The World Gold Council (WGC) has welcomed a new paper from researchers at MIT that demonstrates how rechargeable lithium-air batteries can be significantly more efficient by using a catalyst that consists of nanoparticles of a gold and platinum alloy. This could be a significant step toward making these high-energy-density batteries practical for use in new electric vehicles.
The paper was published this week in the leading Journal of the American Chemical Society.
Commenting Dr Richard Holliday, Director - Industrial at the WGC said, This is another demonstration of the emerging uses of gold in new clean energy power sources. It follows the development of Au Nanoclad, a gold based coating developed by Ford Motor Company, for use in fuel cells1, which used thin gold-coated stainless steel to improve electrical conductivity and corrosion resistance in fuel cell separator plates. With this new research both fuel cell and electric powered vehicles might one day be using gold.
There are several industrial sectors currently using gold in critical applications including medicine, dentistry and electronics.
There are also many new emerging uses for gold, particularly in the field of nanotechnology including pollution control catalysts, fuel cells, functional coatings and medical diagnostics.
The WGC recently published Gold for Good: Gold and nanotechnology in the age of innovation2, a white paper detailing new scientific and technological innovations using gold.
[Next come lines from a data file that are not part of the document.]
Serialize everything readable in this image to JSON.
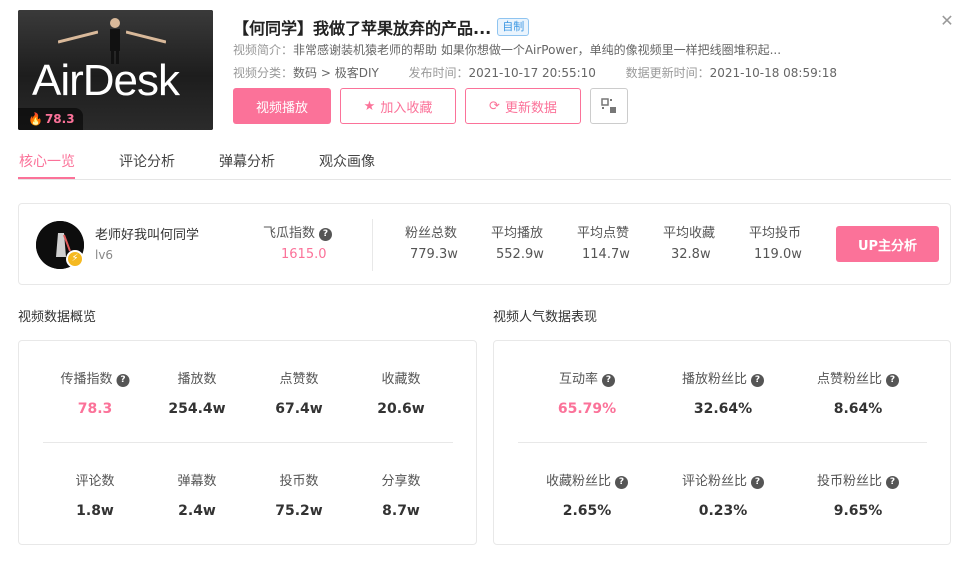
{
  "video": {
    "thumbnail_text": "AirDesk",
    "heat_score": "78.3",
    "title": "【何同学】我做了苹果放弃的产品...",
    "tag": "自制",
    "intro_label": "视频简介：",
    "intro_text": "非常感谢装机猿老师的帮助 如果你想做一个AirPower，单纯的像视频里一样把线圈堆积起...",
    "category_label": "视频分类：",
    "category_value": "数码 > 极客DIY",
    "publish_label": "发布时间：",
    "publish_value": "2021-10-17 20:55:10",
    "update_label": "数据更新时间：",
    "update_value": "2021-10-18 08:59:18"
  },
  "buttons": {
    "play": "视频播放",
    "favorite": "加入收藏",
    "refresh": "更新数据"
  },
  "tabs": [
    {
      "label": "核心一览",
      "active": true
    },
    {
      "label": "评论分析",
      "active": false
    },
    {
      "label": "弹幕分析",
      "active": false
    },
    {
      "label": "观众画像",
      "active": false
    }
  ],
  "up": {
    "name": "老师好我叫何同学",
    "level": "lv6",
    "feigua_label": "飞瓜指数",
    "feigua_value": "1615.0",
    "stats": [
      {
        "label": "粉丝总数",
        "value": "779.3w"
      },
      {
        "label": "平均播放",
        "value": "552.9w"
      },
      {
        "label": "平均点赞",
        "value": "114.7w"
      },
      {
        "label": "平均收藏",
        "value": "32.8w"
      },
      {
        "label": "平均投币",
        "value": "119.0w"
      }
    ],
    "analyze_button": "UP主分析"
  },
  "overview": {
    "title": "视频数据概览",
    "row1": [
      {
        "label": "传播指数",
        "value": "78.3",
        "help": true,
        "highlight": true
      },
      {
        "label": "播放数",
        "value": "254.4w"
      },
      {
        "label": "点赞数",
        "value": "67.4w"
      },
      {
        "label": "收藏数",
        "value": "20.6w"
      }
    ],
    "row2": [
      {
        "label": "评论数",
        "value": "1.8w"
      },
      {
        "label": "弹幕数",
        "value": "2.4w"
      },
      {
        "label": "投币数",
        "value": "75.2w"
      },
      {
        "label": "分享数",
        "value": "8.7w"
      }
    ]
  },
  "popularity": {
    "title": "视频人气数据表现",
    "row1": [
      {
        "label": "互动率",
        "value": "65.79%",
        "help": true,
        "highlight": true
      },
      {
        "label": "播放粉丝比",
        "value": "32.64%",
        "help": true
      },
      {
        "label": "点赞粉丝比",
        "value": "8.64%",
        "help": true
      }
    ],
    "row2": [
      {
        "label": "收藏粉丝比",
        "value": "2.65%",
        "help": true
      },
      {
        "label": "评论粉丝比",
        "value": "0.23%",
        "help": true
      },
      {
        "label": "投币粉丝比",
        "value": "9.65%",
        "help": true
      }
    ]
  },
  "colors": {
    "accent": "#fb7299",
    "tag_blue": "#3c97e3"
  }
}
The report, which was featured in Nature Nanotechnology, described how gold exhibits a variety of unique properties which, when harnessed and manipulated effectively, leads to uses that are both far-ranging in their potential and cost effective.
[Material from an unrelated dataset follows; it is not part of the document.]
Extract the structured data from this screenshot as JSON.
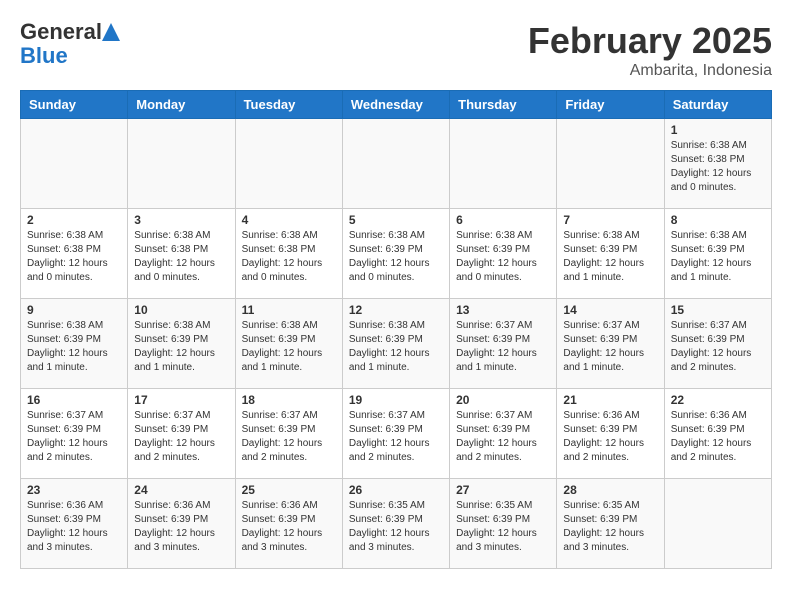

The report explored the many different applications that are being developed across the fields of health, medicine and the environment.